STUDY MATERIAL START

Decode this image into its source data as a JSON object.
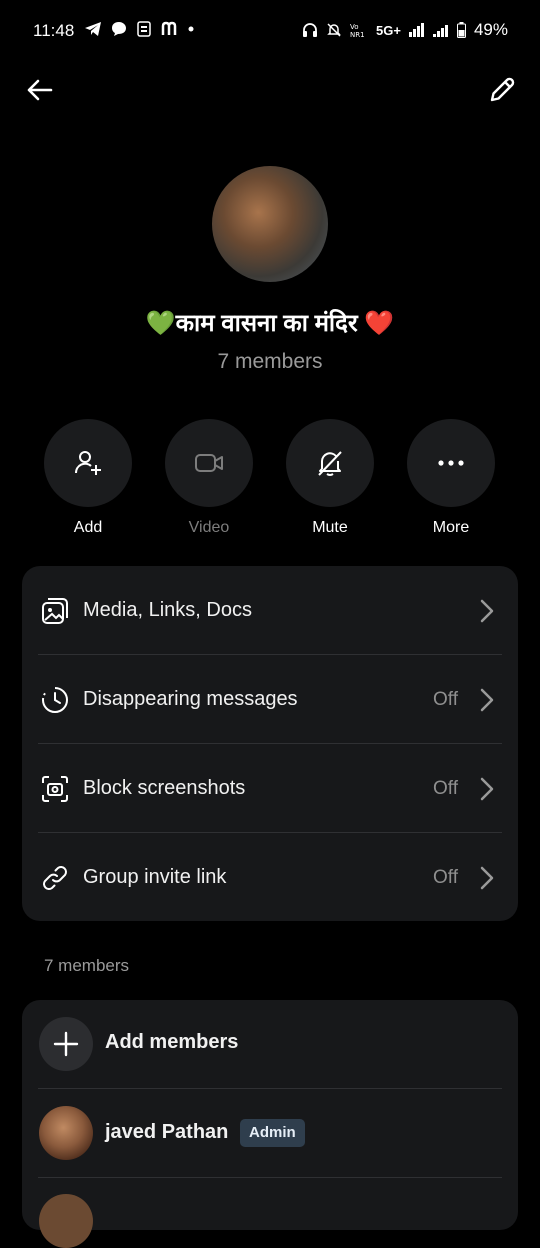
{
  "status_bar": {
    "time": "11:48",
    "network": "5G+",
    "battery": "49%"
  },
  "header": {
    "back_icon": "arrow-left-icon",
    "edit_icon": "pencil-icon"
  },
  "group": {
    "name": "💚काम वासना का मंदिर ❤️",
    "members_count_label": "7 members"
  },
  "actions": [
    {
      "label": "Add",
      "icon": "add-user-icon",
      "enabled": true
    },
    {
      "label": "Video",
      "icon": "video-icon",
      "enabled": false
    },
    {
      "label": "Mute",
      "icon": "bell-off-icon",
      "enabled": true
    },
    {
      "label": "More",
      "icon": "more-dots-icon",
      "enabled": true
    }
  ],
  "settings": [
    {
      "label": "Media, Links, Docs",
      "value": "",
      "icon": "media-icon"
    },
    {
      "label": "Disappearing messages",
      "value": "Off",
      "icon": "timer-icon"
    },
    {
      "label": "Block screenshots",
      "value": "Off",
      "icon": "screenshot-block-icon"
    },
    {
      "label": "Group invite link",
      "value": "Off",
      "icon": "link-icon"
    }
  ],
  "members": {
    "heading": "7 members",
    "add_label": "Add members",
    "list": [
      {
        "name": "javed Pathan",
        "badge": "Admin"
      }
    ]
  },
  "colors": {
    "background": "#000000",
    "card": "#17181a",
    "action_circle": "#1b1c1e",
    "muted_text": "#9a9a9a",
    "admin_badge": "#2f3e4d"
  }
}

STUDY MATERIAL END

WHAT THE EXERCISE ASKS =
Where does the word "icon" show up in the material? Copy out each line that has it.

OUTPUT OF THE TASK =
    "back_icon": "arrow-left-icon",
    "edit_icon": "pencil-icon"
      "icon": "add-user-icon",
      "icon": "video-icon",
      "icon": "bell-off-icon",
      "icon": "more-dots-icon",
      "icon": "media-icon"
      "icon": "timer-icon"
      "icon": "screenshot-block-icon"
      "icon": "link-icon"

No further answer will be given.